== WHAT IS EXPECTED ==
Each line of the data below that contains "code" must be copied.
- Opening Delimiter -
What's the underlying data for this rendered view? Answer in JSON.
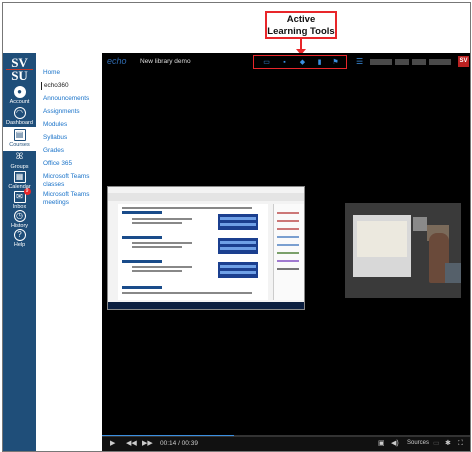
{
  "callout": {
    "text": "Active Learning Tools",
    "color": "#e8262a"
  },
  "logo": {
    "line1": "SV",
    "line2": "SU"
  },
  "global_nav": [
    {
      "label": "Account",
      "icon": "account-icon"
    },
    {
      "label": "Dashboard",
      "icon": "dashboard-icon"
    },
    {
      "label": "Courses",
      "icon": "courses-icon",
      "active": true
    },
    {
      "label": "Groups",
      "icon": "groups-icon"
    },
    {
      "label": "Calendar",
      "icon": "calendar-icon"
    },
    {
      "label": "Inbox",
      "icon": "inbox-icon",
      "badge": "9"
    },
    {
      "label": "History",
      "icon": "history-icon"
    },
    {
      "label": "Help",
      "icon": "help-icon"
    }
  ],
  "course_nav": [
    {
      "label": "Home"
    },
    {
      "label": "echo360",
      "current": true
    },
    {
      "label": "Announcements"
    },
    {
      "label": "Assignments"
    },
    {
      "label": "Modules"
    },
    {
      "label": "Syllabus"
    },
    {
      "label": "Grades"
    },
    {
      "label": "Office 365"
    },
    {
      "label": "Microsoft Teams classes"
    },
    {
      "label": "Microsoft Teams meetings"
    }
  ],
  "player": {
    "brand": "echo",
    "title": "New library demo",
    "brand_color": "#2f6bb0",
    "accent": "#3b8fe0",
    "tools": [
      "slides-icon",
      "chat-icon",
      "bookmark-icon",
      "flag-icon",
      "confusion-icon"
    ],
    "current_time": "00:14",
    "duration": "00:39",
    "progress": 0.36,
    "sources_label": "Sources",
    "time_display": "00:14 / 00:39"
  }
}
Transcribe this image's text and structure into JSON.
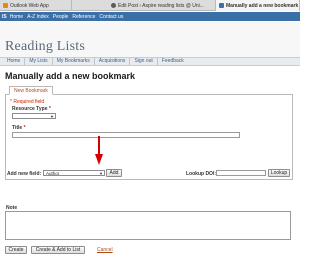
{
  "browser": {
    "tabs": [
      {
        "label": "Outlook Web App",
        "icon_color": "#e08a1c"
      },
      {
        "label": "Edit Post ‹ Aspire reading lists @ Uni...",
        "icon_color": "#5a5a5a"
      },
      {
        "label": "Manually add a new bookmark",
        "icon_color": "#3b6fa8"
      }
    ]
  },
  "unibar": {
    "badge": "IS",
    "links": [
      "Home",
      "A-Z Index",
      "People",
      "Reference",
      "Contact us"
    ]
  },
  "header": {
    "title": "Reading Lists"
  },
  "nav": {
    "items": [
      "Home",
      "My Lists",
      "My Bookmarks",
      "Acquisitions",
      "Sign out",
      "Feedback"
    ]
  },
  "page": {
    "heading": "Manually add a new bookmark"
  },
  "form": {
    "tab_label": "New Bookmark",
    "required_note": "* Required field",
    "resource_type_label": "Resource Type",
    "resource_type_value": "",
    "title_label": "Title",
    "title_value": "",
    "add_new_field_label": "Add new field:",
    "add_new_field_value": "Author",
    "add_button": "Add",
    "lookup_doi_label": "Lookup DOI:",
    "lookup_doi_value": "",
    "lookup_button": "Lookup",
    "required_star": "*"
  },
  "note": {
    "label": "Note",
    "value": ""
  },
  "actions": {
    "create": "Create",
    "create_add": "Create & Add to List",
    "cancel": "Cancel"
  },
  "colors": {
    "accent": "#3b6fa8",
    "required": "#cc2200",
    "link": "#b04a1a",
    "arrow": "#d40000"
  }
}
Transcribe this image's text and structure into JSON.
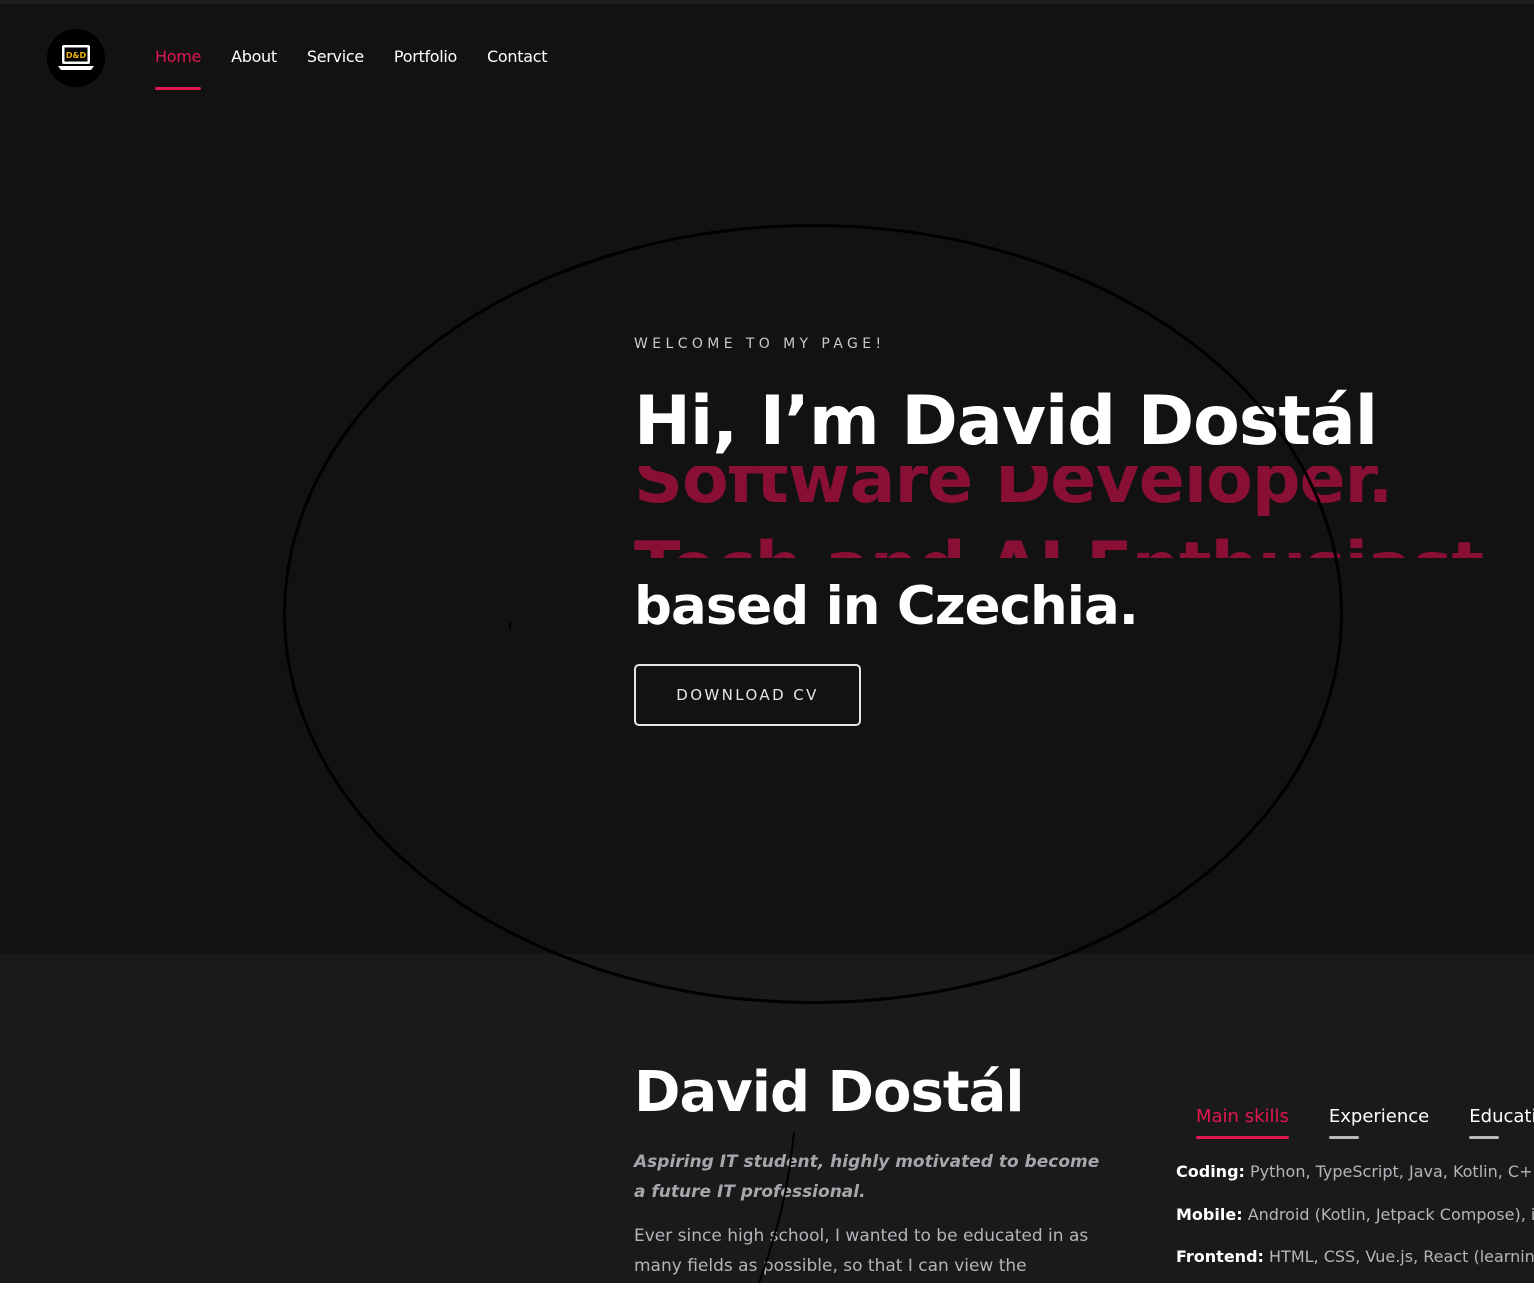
{
  "header": {
    "logo_text": "D&D",
    "nav": [
      {
        "label": "Home",
        "active": true
      },
      {
        "label": "About",
        "active": false
      },
      {
        "label": "Service",
        "active": false
      },
      {
        "label": "Portfolio",
        "active": false
      },
      {
        "label": "Contact",
        "active": false
      }
    ]
  },
  "hero": {
    "eyebrow": "WELCOME TO MY PAGE!",
    "title": "Hi, I’m David Dostál",
    "rotating_words": [
      "Software Developer.",
      "Tech and AI Enthusiast."
    ],
    "subtitle": "based in Czechia.",
    "cta_label": "DOWNLOAD CV"
  },
  "about": {
    "name": "David Dostál",
    "tagline": "Aspiring IT student, highly motivated to become a future IT professional.",
    "body": "Ever since high school, I wanted to be educated in as many fields as possible, so that I can view the",
    "tabs": [
      {
        "label": "Main skills",
        "active": true
      },
      {
        "label": "Experience",
        "active": false
      },
      {
        "label": "Education",
        "active": false
      }
    ],
    "skills": [
      {
        "label": "Coding:",
        "value": "Python, TypeScript, Java, Kotlin, C++, SQL"
      },
      {
        "label": "Mobile:",
        "value": "Android (Kotlin, Jetpack Compose), iOS"
      },
      {
        "label": "Frontend:",
        "value": "HTML, CSS, Vue.js, React (learning)"
      }
    ]
  },
  "colors": {
    "accent": "#e3174f",
    "accent_dark": "#8a0f34",
    "hero_bg": "#121212",
    "about_bg": "#1a1a1a"
  }
}
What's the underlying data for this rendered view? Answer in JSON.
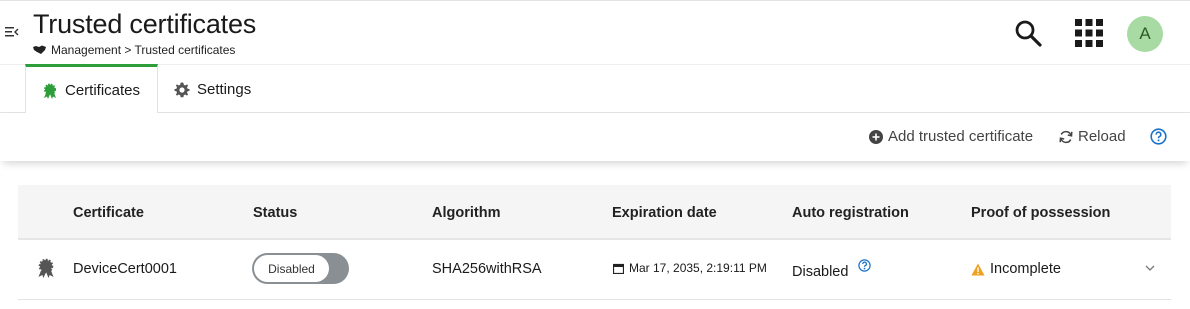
{
  "header": {
    "title": "Trusted certificates",
    "breadcrumb": "Management > Trusted certificates",
    "avatar_initial": "A"
  },
  "tabs": [
    {
      "label": "Certificates",
      "active": true,
      "icon": "certificate-icon"
    },
    {
      "label": "Settings",
      "active": false,
      "icon": "gear-icon"
    }
  ],
  "toolbar": {
    "add_label": "Add trusted certificate",
    "reload_label": "Reload"
  },
  "table": {
    "columns": [
      "Certificate",
      "Status",
      "Algorithm",
      "Expiration date",
      "Auto registration",
      "Proof of possession"
    ],
    "rows": [
      {
        "certificate": "DeviceCert0001",
        "status": "Disabled",
        "algorithm": "SHA256withRSA",
        "expiration": "Mar 17, 2035, 2:19:11 PM",
        "auto_registration": "Disabled",
        "proof_of_possession": "Incomplete"
      }
    ]
  },
  "colors": {
    "accent": "#2e9e3a",
    "avatar_bg": "#a8dba3",
    "help": "#1a73c8",
    "warning": "#f0a020"
  }
}
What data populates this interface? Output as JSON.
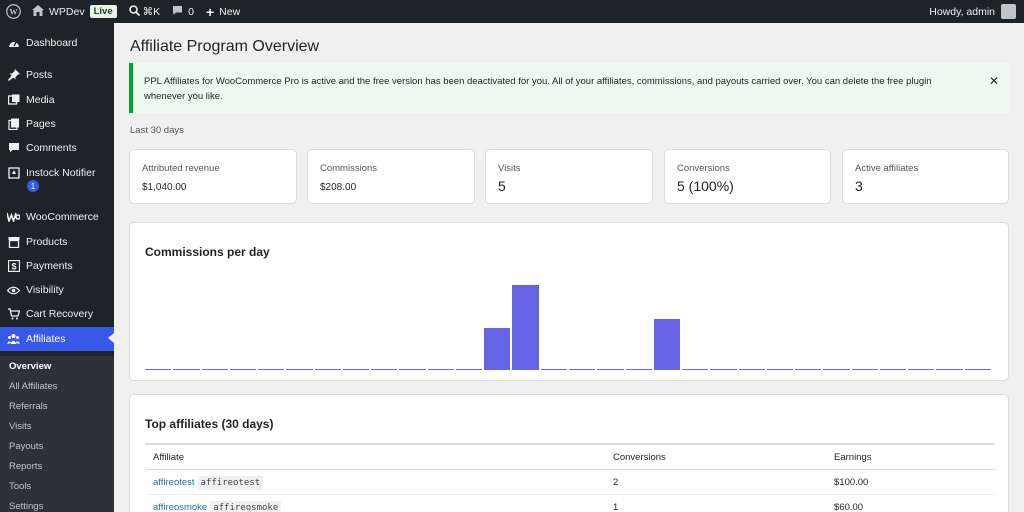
{
  "adminbar": {
    "site_name": "WPDev",
    "live_badge": "Live",
    "search_shortcut": "⌘K",
    "comments_count": "0",
    "new_label": "New",
    "greeting": "Howdy, admin"
  },
  "sidebar": {
    "items": [
      {
        "label": "Dashboard",
        "icon": "dashboard-icon"
      },
      {
        "label": "Posts",
        "icon": "pin-icon"
      },
      {
        "label": "Media",
        "icon": "media-icon"
      },
      {
        "label": "Pages",
        "icon": "pages-icon"
      },
      {
        "label": "Comments",
        "icon": "comment-icon"
      },
      {
        "label": "Instock Notifier",
        "icon": "bell-icon"
      },
      {
        "label": "WooCommerce",
        "icon": "woo-icon"
      },
      {
        "label": "Products",
        "icon": "box-icon"
      },
      {
        "label": "Payments",
        "icon": "payment-icon"
      },
      {
        "label": "Visibility",
        "icon": "eye-icon"
      },
      {
        "label": "Cart Recovery",
        "icon": "cart-icon"
      },
      {
        "label": "Affiliates",
        "icon": "people-icon"
      }
    ],
    "instock_badge": "1",
    "submenu": [
      "Overview",
      "All Affiliates",
      "Referrals",
      "Visits",
      "Payouts",
      "Reports",
      "Tools",
      "Settings"
    ]
  },
  "page": {
    "title": "Affiliate Program Overview",
    "notice": "PPL Affiliates for WooCommerce Pro is active and the free version has been deactivated for you. All of your affiliates, commissions, and payouts carried over. You can delete the free plugin whenever you like.",
    "notice_close": "✕",
    "period": "Last 30 days"
  },
  "stats": [
    {
      "label": "Attributed revenue",
      "value": "$1,040.00"
    },
    {
      "label": "Commissions",
      "value": "$208.00"
    },
    {
      "label": "Visits",
      "value": "5"
    },
    {
      "label": "Conversions",
      "value": "5 (100%)"
    },
    {
      "label": "Active affiliates",
      "value": "3"
    }
  ],
  "chart_panel": {
    "title": "Commissions per day"
  },
  "chart_data": {
    "type": "bar",
    "title": "Commissions per day",
    "xlabel": "",
    "ylabel": "",
    "categories_count": 30,
    "values": [
      0,
      0,
      0,
      0,
      0,
      0,
      0,
      0,
      0,
      0,
      0,
      0,
      40,
      80,
      0,
      0,
      0,
      0,
      48,
      0,
      0,
      0,
      0,
      0,
      0,
      0,
      0,
      0,
      0,
      0
    ],
    "ylim": [
      0,
      80
    ],
    "color": "#6764e6"
  },
  "top_affiliates": {
    "title": "Top affiliates (30 days)",
    "columns": [
      "Affiliate",
      "Conversions",
      "Earnings"
    ],
    "rows": [
      {
        "name": "affireotest",
        "code": "affireotest",
        "conversions": "2",
        "earnings": "$100.00"
      },
      {
        "name": "affireosmoke",
        "code": "affireosmoke",
        "conversions": "1",
        "earnings": "$60.00"
      }
    ]
  },
  "colors": {
    "accent": "#3858e9",
    "sidebar_bg": "#1d2327",
    "notice_border": "#00a32a",
    "bar": "#6764e6",
    "link": "#2271b1"
  }
}
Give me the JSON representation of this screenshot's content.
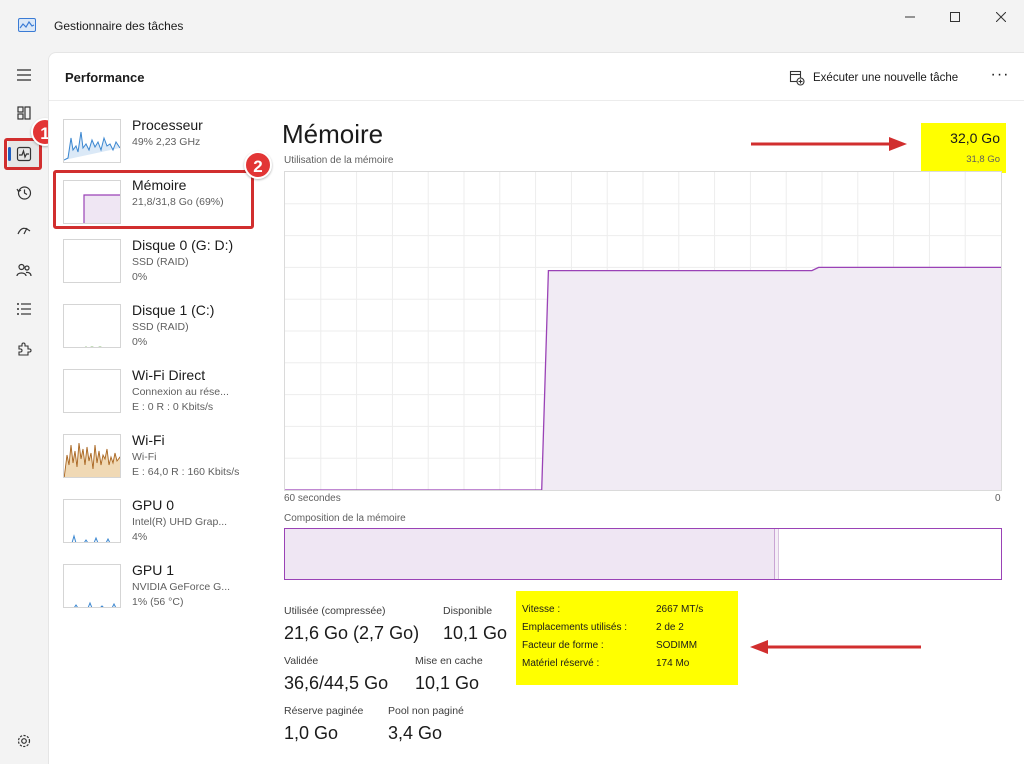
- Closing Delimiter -
== SOLVED PROBLEM ==
        "code": "affireotest",
        "code": "affireosmoke",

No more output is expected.